Mujib was arrested and harassed with multiple false cases. He was released after four years when the martial law ended.

He went to Lahore and under the leadership of Suhrawardy, formed the ‘Gonotantrik Front’ that included other opposition parties.


The Awami League was revived in 1964 at a special meeting at Sheikh Mujib’s residence in Road No. 32 in Dhanmondi. Moulana Abdur Rashid Tarkabagish was elected party president and Sheikh Mujib general secretary. The Awami League emerged as an independent party breaking out of the Jatiya Gonotantrik Front.

Mujib was arrested prior to the presidential election and jailed for a year. He was released only on a High Court order.

During the conference of opposition parties in Lahore, Sheikh Mujibur Rahman presented the historical ‘Six Point Charter of Demands.’

The proposed charter was the base of the independence of the Bengalis. The Six Point charter sowed the seed of struggle to attain the economic and social independence for the people in Bangladesh, as it struck the Pakistani colonialism.

After serving the Awami League as its general secretary for 15 years, Sheikh Mujib was elected president of the party. He then began to travel across the country to create public opinion in favour of the Six Point charter.

He was arrested eight times in three months during that time. He spent the entire 1967 in prison and was later jailed for about three years.


The Pakistan government started a sedation case against 35 persons, naming Sheikh Mujib as the prime accused while charging them with initiating a separatist movement in Pakistan with the assistance of India. The case ‘State vs Sheikh Mujib and others’ would become known as the ‘Agartala Conspiracy Case’.

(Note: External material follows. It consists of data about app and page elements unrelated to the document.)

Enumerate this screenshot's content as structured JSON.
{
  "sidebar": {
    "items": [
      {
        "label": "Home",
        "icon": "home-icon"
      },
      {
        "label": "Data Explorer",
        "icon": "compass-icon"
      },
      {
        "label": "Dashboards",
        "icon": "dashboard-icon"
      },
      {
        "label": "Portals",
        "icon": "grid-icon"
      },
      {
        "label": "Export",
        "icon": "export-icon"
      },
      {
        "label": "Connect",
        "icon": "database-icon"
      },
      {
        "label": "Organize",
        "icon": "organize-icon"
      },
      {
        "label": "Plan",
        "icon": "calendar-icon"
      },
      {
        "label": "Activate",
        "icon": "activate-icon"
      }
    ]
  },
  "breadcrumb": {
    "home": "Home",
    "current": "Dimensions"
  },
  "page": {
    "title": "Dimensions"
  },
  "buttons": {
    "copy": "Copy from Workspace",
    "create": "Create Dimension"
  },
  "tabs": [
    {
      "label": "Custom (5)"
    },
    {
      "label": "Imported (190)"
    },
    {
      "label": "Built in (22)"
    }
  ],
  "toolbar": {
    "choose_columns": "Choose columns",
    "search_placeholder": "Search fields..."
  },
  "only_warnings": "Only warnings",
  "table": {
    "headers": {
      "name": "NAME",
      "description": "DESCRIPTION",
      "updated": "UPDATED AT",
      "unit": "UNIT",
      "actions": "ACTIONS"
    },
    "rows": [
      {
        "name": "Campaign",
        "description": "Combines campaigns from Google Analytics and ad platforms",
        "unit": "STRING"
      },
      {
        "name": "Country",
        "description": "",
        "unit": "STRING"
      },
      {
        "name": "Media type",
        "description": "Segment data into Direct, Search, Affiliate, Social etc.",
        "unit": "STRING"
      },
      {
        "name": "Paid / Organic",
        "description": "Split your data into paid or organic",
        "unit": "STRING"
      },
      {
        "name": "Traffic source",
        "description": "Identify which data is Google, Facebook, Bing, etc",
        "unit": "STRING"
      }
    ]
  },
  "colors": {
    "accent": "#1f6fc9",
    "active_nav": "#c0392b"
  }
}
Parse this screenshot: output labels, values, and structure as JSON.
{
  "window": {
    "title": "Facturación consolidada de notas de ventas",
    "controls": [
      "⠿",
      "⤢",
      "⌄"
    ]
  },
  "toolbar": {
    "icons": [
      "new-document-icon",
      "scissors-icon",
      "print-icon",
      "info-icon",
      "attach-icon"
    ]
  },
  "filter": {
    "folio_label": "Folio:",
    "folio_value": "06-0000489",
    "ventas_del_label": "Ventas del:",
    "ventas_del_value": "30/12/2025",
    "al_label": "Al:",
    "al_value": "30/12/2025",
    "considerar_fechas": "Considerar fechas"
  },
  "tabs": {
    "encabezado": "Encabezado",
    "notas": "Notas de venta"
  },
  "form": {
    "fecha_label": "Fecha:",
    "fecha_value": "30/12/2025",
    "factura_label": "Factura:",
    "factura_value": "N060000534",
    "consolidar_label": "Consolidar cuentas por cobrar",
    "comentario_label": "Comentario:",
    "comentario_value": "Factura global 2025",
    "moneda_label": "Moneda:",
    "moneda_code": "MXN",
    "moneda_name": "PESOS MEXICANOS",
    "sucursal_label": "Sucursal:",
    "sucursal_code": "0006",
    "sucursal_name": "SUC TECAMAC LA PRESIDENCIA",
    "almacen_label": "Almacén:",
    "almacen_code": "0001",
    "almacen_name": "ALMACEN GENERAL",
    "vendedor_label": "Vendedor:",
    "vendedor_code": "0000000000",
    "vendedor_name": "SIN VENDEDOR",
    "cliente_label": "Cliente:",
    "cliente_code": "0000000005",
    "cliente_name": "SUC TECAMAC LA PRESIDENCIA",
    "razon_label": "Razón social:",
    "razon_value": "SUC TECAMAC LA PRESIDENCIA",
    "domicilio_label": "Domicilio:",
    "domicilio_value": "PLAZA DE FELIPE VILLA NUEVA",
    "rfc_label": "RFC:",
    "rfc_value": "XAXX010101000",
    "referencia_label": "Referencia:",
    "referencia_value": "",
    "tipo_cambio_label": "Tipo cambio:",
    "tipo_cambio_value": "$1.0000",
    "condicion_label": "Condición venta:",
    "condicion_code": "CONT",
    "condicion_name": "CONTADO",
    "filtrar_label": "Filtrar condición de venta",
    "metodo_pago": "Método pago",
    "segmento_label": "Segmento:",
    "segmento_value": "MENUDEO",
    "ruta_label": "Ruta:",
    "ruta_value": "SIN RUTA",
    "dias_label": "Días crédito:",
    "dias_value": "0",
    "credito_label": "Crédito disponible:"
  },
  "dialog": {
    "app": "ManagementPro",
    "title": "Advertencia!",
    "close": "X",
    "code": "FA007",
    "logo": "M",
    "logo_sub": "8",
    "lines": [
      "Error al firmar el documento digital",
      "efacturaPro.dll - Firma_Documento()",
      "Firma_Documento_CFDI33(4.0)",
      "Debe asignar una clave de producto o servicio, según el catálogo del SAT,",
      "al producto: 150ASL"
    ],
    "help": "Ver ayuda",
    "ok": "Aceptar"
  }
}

People took to the streets demanding the withdrawal of the case and release of Sheikh Mujib. The widespread agitations forced the Ayub Khan government to release him and other prisoners in the Agartala conspiracy case on Feb  22, 1969.

On Feb 23, the Kendriya Chhatra Sangram Parishad honoured Sheikh Mujibur Rahman with the title ‘Bangabandhu’ at the Race Course ground, now known as Suhrawardy Udyan, in a rally attended by thousands of students.

In a rally organised by the Awami League on Dec 5, marking the death anniversary of Huseyn Shaheed Suhrawardy, Mujib changed the name of East Pakistan to ‘Bangladesh.’

The Awami League won a landslide in the 1970 general elections with the symbol of 'boat'.

It won 167 of the 169 seats in the East Pakistan part of the national council and 298 seats of the 310 in the provincial council.


The national council session was postponed for an indefinite period in 1971 and it fuelled the Bengalis’ dream to achieve freedom.

From Mar 1 onwards, Bangabandhu was the one who led the country.

On Mar 7, he declared in a huge rally in the Race Course ground, ‘Ebarer sangram amader muktir sangram, ebarer sangram shadinotar sangram,’  -- this time the struggle is for our freedom, this time the struggle is for our independence.

Through this historical speech, Bangabandhu called on the people to prepare for the Liberation War.

On Mar 25, the Pakistani military launched a genocide against unarmed Bengali civilians.

Bangabandhu declared the independence of Bangladesh on the first hour of Mar 26.

The first government of the People's Republic of Bangladesh was formed on Apr 17 with Bangabandhu Sheikh Mujibur Rahman as its president.

Syed Nazrul Islam was chosen acting president in the absence of Bangabandhu and Tajuddin Ahmad was made prime minister. The government took its oath in Baidyanathtala, Meherpur.

Bangladesh achieved its independence after a bloody nine-month war with the ssurrender of the Pakistan forces on Dec 16, 1971.

Bangabandhu returned home to an independent Bangladesh on Jan 10 in 1972 via London and New Delhi.

He became prime minister of war-torn Bangladesh on Jan 12, 1972 with a vision to rebuild the country.

The Awami League formed government on Mar 7, 1973 by winning 293 out of a possible 300 seats in the first general election in Bangladesh held under the new constitution.

During his rule of three and a half years, Bangabandhu positioned the new country on a robust platform.

Bangladesh commemorates Aug 15 as the National Mourning Day, the darkest day in its history when the father of the nation was killed. They also pay their tribute to the greatest leader nurturing his courage and ideology in their hearts.